The outcome of devolution significantly depends on how effectively public servants are motivated, directed, supervised, supported and held accountable. The vision of devolution will be translated into realitythrough the work of public servants in county government administrations. Conversely, public service can also be a major source of inefficiency andineffectiveness. Whether devolution makes public servants more responsive and accountable or more inefficient and ineffective depends on the framework for devolved public servicemanagement.
Getting Accountability Right
In conclusion, devolution is still work in progress, but on matters transparency and accountability the foundation is yet to be laid.

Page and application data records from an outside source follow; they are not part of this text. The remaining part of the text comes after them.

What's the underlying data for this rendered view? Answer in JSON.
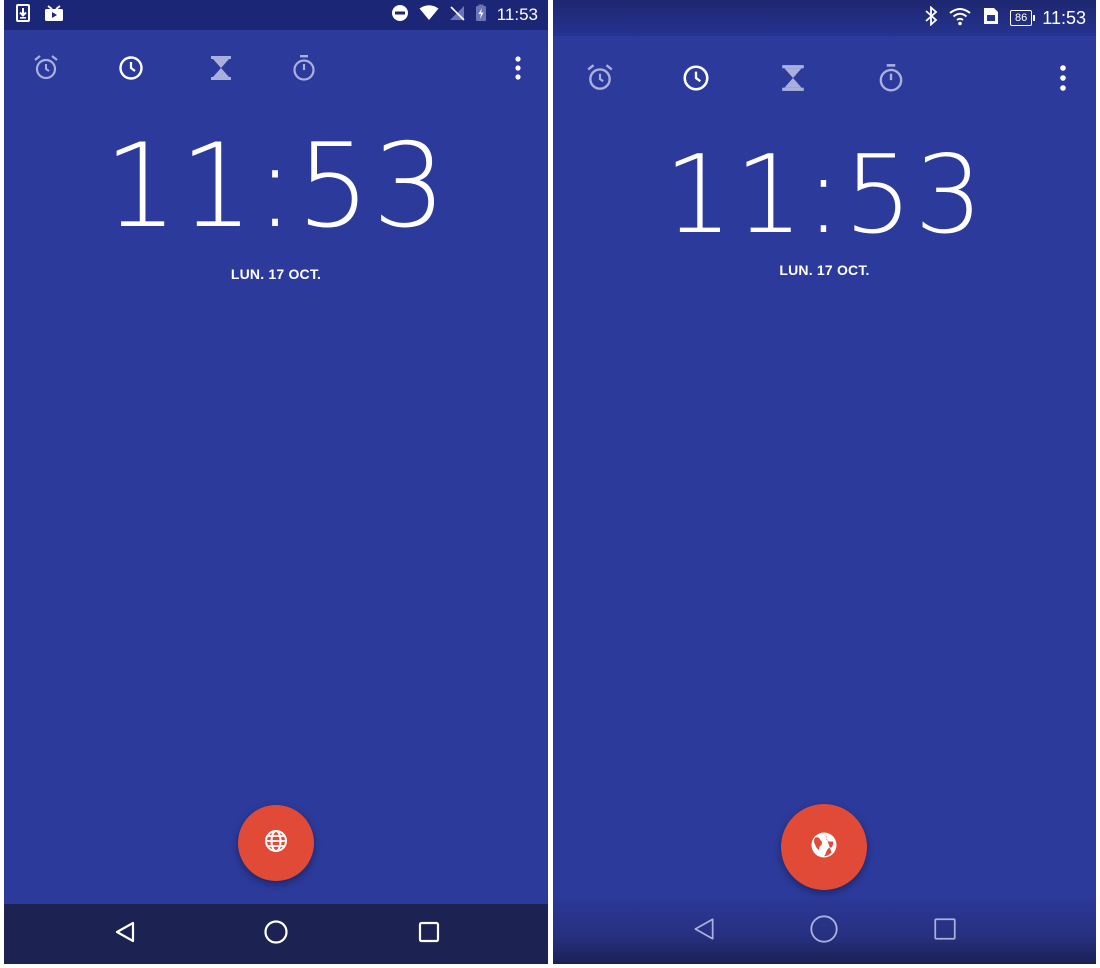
{
  "colors": {
    "background": "#2c3a9b",
    "statusbar_left": "#1c2676",
    "navbar_left": "#1c2353",
    "fab": "#e04a37",
    "text": "#ffffff"
  },
  "left_phone": {
    "statusbar": {
      "time": "11:53",
      "left_icons": [
        "download-icon",
        "media-icon"
      ],
      "right_icons": [
        "do-not-disturb-icon",
        "wifi-icon",
        "no-sim-icon",
        "battery-charging-icon"
      ]
    },
    "tabs": [
      {
        "name": "alarm",
        "icon": "alarm-icon"
      },
      {
        "name": "clock",
        "icon": "clock-icon",
        "selected": true
      },
      {
        "name": "timer",
        "icon": "hourglass-icon"
      },
      {
        "name": "stopwatch",
        "icon": "stopwatch-icon"
      }
    ],
    "overflow_icon": "more-vert-icon",
    "clock": {
      "time": "11:53",
      "date": "LUN. 17 OCT."
    },
    "fab_icon": "globe-icon",
    "navbar": [
      "back-icon",
      "home-icon",
      "recents-icon"
    ]
  },
  "right_phone": {
    "statusbar": {
      "time": "11:53",
      "battery_level": "86",
      "right_icons": [
        "bluetooth-icon",
        "wifi-icon",
        "sim-icon",
        "battery-icon"
      ]
    },
    "tabs": [
      {
        "name": "alarm",
        "icon": "alarm-icon"
      },
      {
        "name": "clock",
        "icon": "clock-icon",
        "selected": true
      },
      {
        "name": "timer",
        "icon": "hourglass-icon"
      },
      {
        "name": "stopwatch",
        "icon": "stopwatch-icon"
      }
    ],
    "overflow_icon": "more-vert-icon",
    "clock": {
      "time": "11:53",
      "date": "LUN. 17 OCT."
    },
    "fab_icon": "earth-icon",
    "navbar": [
      "back-icon",
      "home-icon",
      "recents-icon"
    ]
  }
}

Ultimately, the game changer in realizing accountability lies with acting on current demobilized citizenry at the grassroots level and swiftly so, to tame the growing apathy amongst citizens on the increasing perception that corruption has been devolved. We need to start from the basics of community organizing and building effective community groupings along various interest groups. Cloward and Piven in their famous publication “The Cloward-Piven Strategy” on weight of the poor- a strategy to end poverty– provides some light. The strategy largely advances that a basis for convergence need to be provided for realization of organizedgroups, and selling to the public how they ought to benefit from the public resources. The result could lead to a political crisis that will ultimately force the authorities to act in their interest.

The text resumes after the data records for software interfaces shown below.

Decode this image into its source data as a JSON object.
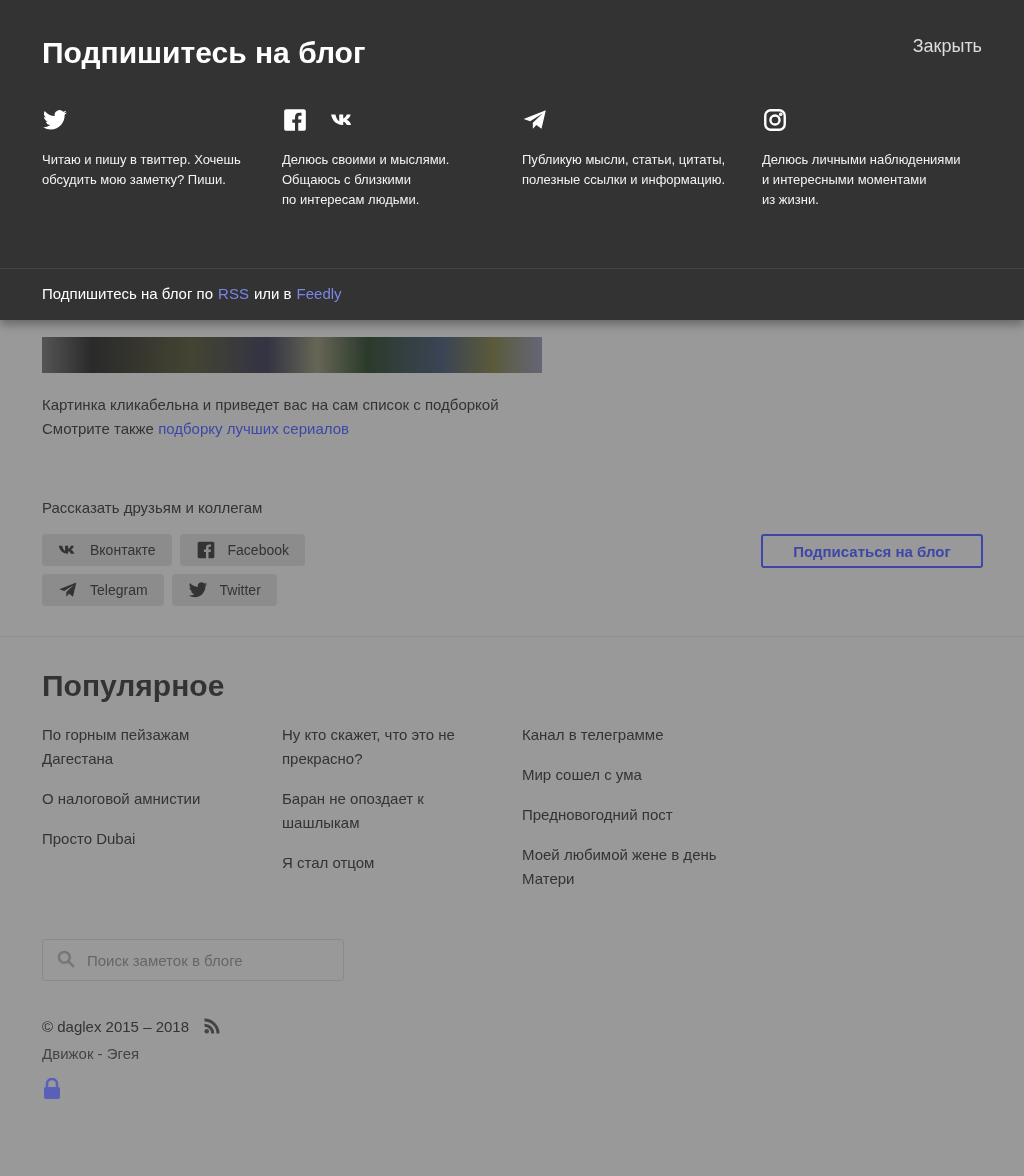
{
  "modal": {
    "title": "Подпишитесь на блог",
    "close": "Закрыть",
    "channels": [
      {
        "icons": [
          {
            "kind": "twitter"
          }
        ],
        "text": "Читаю и пишу в твиттер. Хочешь\nобсудить мою заметку? Пиши."
      },
      {
        "icons": [
          {
            "kind": "facebook"
          },
          {
            "kind": "vk"
          }
        ],
        "text": "Делюсь своими и мыслями.\nОбщаюсь с близкими\nпо интересам людьми."
      },
      {
        "icons": [
          {
            "kind": "telegram"
          }
        ],
        "text": "Публикую мысли, статьи, цитаты,\nполезные ссылки и информацию."
      },
      {
        "icons": [
          {
            "kind": "instagram"
          }
        ],
        "text": "Делюсь личными наблюдениями\nи интересными моментами\nиз жизни."
      }
    ],
    "footer": {
      "prefix": "Подпишитесь на блог по",
      "link1": "RSS",
      "middle": "или в",
      "link2": "Feedly"
    }
  },
  "article": {
    "caption": "Картинка кликабельна и приведет вас на сам список с подборкой",
    "see_also": "Смотрите также",
    "see_also_link": "подборку лучших сериалов"
  },
  "share": {
    "title": "Рассказать друзьям и коллегам",
    "buttons": [
      {
        "kind": "vk",
        "label": "Вконтакте"
      },
      {
        "kind": "facebook",
        "label": "Facebook"
      },
      {
        "kind": "telegram",
        "label": "Telegram"
      },
      {
        "kind": "twitter",
        "label": "Twitter"
      }
    ],
    "subscribe": "Подписаться на блог"
  },
  "popular": {
    "title": "Популярное",
    "columns": [
      [
        "По горным пейзажам Дагестана",
        "О налоговой амнистии",
        "Просто Dubai"
      ],
      [
        "Ну кто скажет, что это не прекрасно?",
        "Баран не опоздает к шашлыкам",
        "Я стал отцом"
      ],
      [
        "Канал в телеграмме",
        "Мир сошел с ума",
        "Предновогодний пост",
        "Моей любимой жене в день Матери"
      ]
    ]
  },
  "search": {
    "placeholder": "Поиск заметок в блоге"
  },
  "footer": {
    "copyright": "© daglex 2015 – 2018",
    "engine": "Движок - Эгея"
  }
}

The strategy is based on the fact that there is a discrepancy between the benefits for which people are entitled to from welfare programs, and the sum, which they actually receive. In the Kenyan context, tapping on the number of loose interest groups, youth groups, women groups and Chamas at community levels and capitalizing on the funds being created by counties for instance, Bursary funds, co-operative funds, elderly funds etc and applying the Cloward – Piven Strategy, we can begin to walk the talk on bottom-up accountability and transparency.

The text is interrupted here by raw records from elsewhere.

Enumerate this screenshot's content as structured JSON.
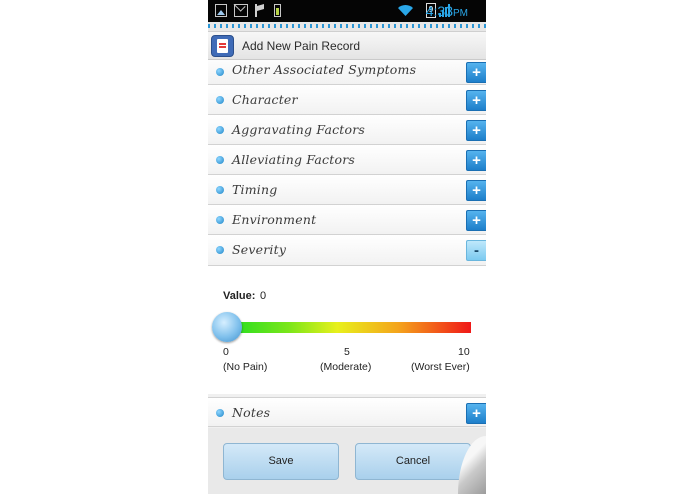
{
  "status_bar": {
    "time": "4:33",
    "time_suffix": "PM",
    "battery_level": "9",
    "icons": [
      "image-icon",
      "mail-icon",
      "flag-icon",
      "battery-charging-icon",
      "wifi-icon",
      "signal-icon",
      "battery-icon"
    ]
  },
  "header": {
    "title": "Add New Pain Record",
    "icon": "notebook-icon"
  },
  "sections": [
    {
      "label": "Other Associated Symptoms",
      "toggle": "+"
    },
    {
      "label": "Character",
      "toggle": "+"
    },
    {
      "label": "Aggravating Factors",
      "toggle": "+"
    },
    {
      "label": "Alleviating Factors",
      "toggle": "+"
    },
    {
      "label": "Timing",
      "toggle": "+"
    },
    {
      "label": "Environment",
      "toggle": "+"
    },
    {
      "label": "Severity",
      "toggle": "-"
    }
  ],
  "severity": {
    "value_label": "Value:",
    "value": "0",
    "slider_value": 0,
    "scale": {
      "min": "0",
      "mid": "5",
      "max": "10",
      "min_desc": "(No Pain)",
      "mid_desc": "(Moderate)",
      "max_desc": "(Worst Ever)"
    },
    "colors": {
      "low": "#22dd22",
      "mid": "#e8f01c",
      "high": "#f01818"
    }
  },
  "notes": {
    "label": "Notes",
    "toggle": "+"
  },
  "actions": {
    "save_label": "Save",
    "cancel_label": "Cancel"
  },
  "colors": {
    "accent": "#2c97d6",
    "button_fill": "#b9dcf3"
  }
}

International Budget Partnerships Kenya (IBP-Kenya)in their publication on deliberating budgets – moving away from normal public participation rhetoric, also observes that demobilized citizenry is the biggest gap more than lack of legislation in matters engaging the public in budget matters in Kenya. They also opine that public deliberation is more useful in refining public participation and, ultimately, it offers more specific guidance for thinking about how the public engages with budgets drawing on the concept of deliberative democracy. Ultimately the engagement can only happen better and effectively when the citizenry is organized and especially at the grassroots levels. The best way to achieve that is to change the narrative of wastages at county level perception, to make public know that “they have their direct share in the loot”
Sections 137 and 166 of PFM Act outline the significance of CBEF and doing QEBRs respectively.
H.W.OOkoth –Ogendo ‘Constitutions without Constitutionalism’
 World Bank (2011) Kenya’s momentous devolution.
 The Cloward-Piven Strategy — Copy courtesy of: http://www.ProtectOurLiberty.org
 Jason Lakin and MokeiraNyaghaka (2016) Deliberating Budgets How Public Deliberation Can Move Us Beyond the Public Participation Rhetoric. IBP-Kenya